“Canadian employees seem to have found a good balance between personal time and work time,” said CATA President John Reid in a press release. “In a sense, they have absorbed this new online world into their lives, the way the telephone was absorbed before it, with a responsible balance of time between work and personal use. The danger zone for companies appears to be less in wasted time, than in a clash of taste.”
As a person that aids organizations implementing a privacy code, I was encouraged by the survey results. I have found that, contrary to the statistics promoted by the purveyors of surveillance technologies, responsible employers have little stomach to engage in employee surveillance unless a specific problem individual has been identified. But I have to admit that I was surprised at some of the findings.
First was the deployment of surveillance technology. Many reports suggest that employee monitoring is commonplace with 50 to 70 per cent of employees under surveillance. But the CATA survey paints a very different picture. “Only 14 per cent manage online behaviour with software tools.” This low deployment is even more striking when you consider that “46 per cent [of the respondents] think online activity management software would create a healthier work environment.”
It would appear that the software vendor’s figures may be determined by counting the number of employees in companies that have purchased surveillance software without regard to whether the company uses the product on a selective or indiscriminate basis. Whatever the reason, this survey certainly disputes their assertions about the prevalence of surveillance software in the workplace, or at least in the information and communications technology (ICT) sector.
The other finding that surprised me was the employer acceptance of personal use of the Internet during office hours. “Most managers, 62 per cent, think that employees should have up to an hour each day for personal Internet use.” While I believe that employees should be able to do things like make flight reservations and other short duration activities during business hours, I just would not have thought an hour a day to be an acceptable guideline.

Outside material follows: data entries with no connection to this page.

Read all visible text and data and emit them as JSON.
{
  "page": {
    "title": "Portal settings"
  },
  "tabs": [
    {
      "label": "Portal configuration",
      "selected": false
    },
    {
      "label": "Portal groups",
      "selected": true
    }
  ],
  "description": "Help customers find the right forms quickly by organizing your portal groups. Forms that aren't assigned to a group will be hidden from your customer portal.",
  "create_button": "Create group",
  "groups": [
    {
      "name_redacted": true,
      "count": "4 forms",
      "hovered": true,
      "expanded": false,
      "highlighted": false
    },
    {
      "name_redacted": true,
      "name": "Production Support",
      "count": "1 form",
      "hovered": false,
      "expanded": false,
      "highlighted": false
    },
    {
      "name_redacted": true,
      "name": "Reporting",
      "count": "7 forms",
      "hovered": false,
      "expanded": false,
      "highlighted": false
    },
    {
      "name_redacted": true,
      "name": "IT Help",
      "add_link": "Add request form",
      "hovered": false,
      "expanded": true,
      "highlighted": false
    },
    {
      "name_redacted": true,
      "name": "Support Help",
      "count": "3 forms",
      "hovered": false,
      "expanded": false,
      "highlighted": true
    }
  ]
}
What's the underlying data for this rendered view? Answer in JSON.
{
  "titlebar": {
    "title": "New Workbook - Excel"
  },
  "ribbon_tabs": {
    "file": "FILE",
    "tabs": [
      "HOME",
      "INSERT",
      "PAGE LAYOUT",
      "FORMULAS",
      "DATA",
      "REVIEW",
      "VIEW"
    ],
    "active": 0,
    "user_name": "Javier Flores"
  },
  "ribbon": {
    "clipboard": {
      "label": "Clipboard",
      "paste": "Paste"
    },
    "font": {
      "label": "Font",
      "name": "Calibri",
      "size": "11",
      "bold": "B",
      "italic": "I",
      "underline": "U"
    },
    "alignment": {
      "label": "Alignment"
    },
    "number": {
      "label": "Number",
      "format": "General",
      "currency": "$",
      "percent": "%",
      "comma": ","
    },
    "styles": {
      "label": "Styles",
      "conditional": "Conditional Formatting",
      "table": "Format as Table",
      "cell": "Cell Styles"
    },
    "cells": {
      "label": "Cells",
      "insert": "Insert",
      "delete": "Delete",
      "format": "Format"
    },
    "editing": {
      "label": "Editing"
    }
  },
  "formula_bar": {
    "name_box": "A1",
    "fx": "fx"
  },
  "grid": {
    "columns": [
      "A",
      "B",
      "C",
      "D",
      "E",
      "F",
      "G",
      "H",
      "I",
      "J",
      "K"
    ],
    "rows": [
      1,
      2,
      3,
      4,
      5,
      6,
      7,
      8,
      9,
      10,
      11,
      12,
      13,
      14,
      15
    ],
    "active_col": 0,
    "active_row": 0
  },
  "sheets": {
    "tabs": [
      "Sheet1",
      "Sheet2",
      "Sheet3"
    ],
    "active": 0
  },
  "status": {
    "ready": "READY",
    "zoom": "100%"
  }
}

There are strong indications that surveillance erodes employee productivity and trust. If we remember that CATA members are high-tech employers who compete for human resources that are in high demand, then perhaps this is one of the accommodations that they make to maintain a less stressed and more productive workplace. We can also consider that traditionally ICT workers work longer hours. Perhaps one employer’s cyber slacking, is another’s flexible working arrangements.
In October 2000, the Canadian Information Processing Society (CIPS) approved a position on e-mail and Internet surveillance (www.cips.ca/it/position/surveillance/). CIPS takes the position that it is against indiscriminate surveillance but it also recognizes that surveillance is sometimes necessary and can be deployed on a selective or targeted basis. This position paper gives guidance regarding factors that should be considered in formulating your company’s acceptable-use policy.
On balance, it appears to me that CIPS and employers (CATA Alliance members in particular) have not been caught up in the hype and have taken a reasoned approach to workplace surveillance issues. That message is a welcome change.
Boufford, I.S.P., is president of e-Privacy Management Systems – a consulting firm specializing in privacy and information technology. He can be reached at John.Boufford@e-Privacy.ca. His Web page can be viewed at http://www.e-Privacy.ca.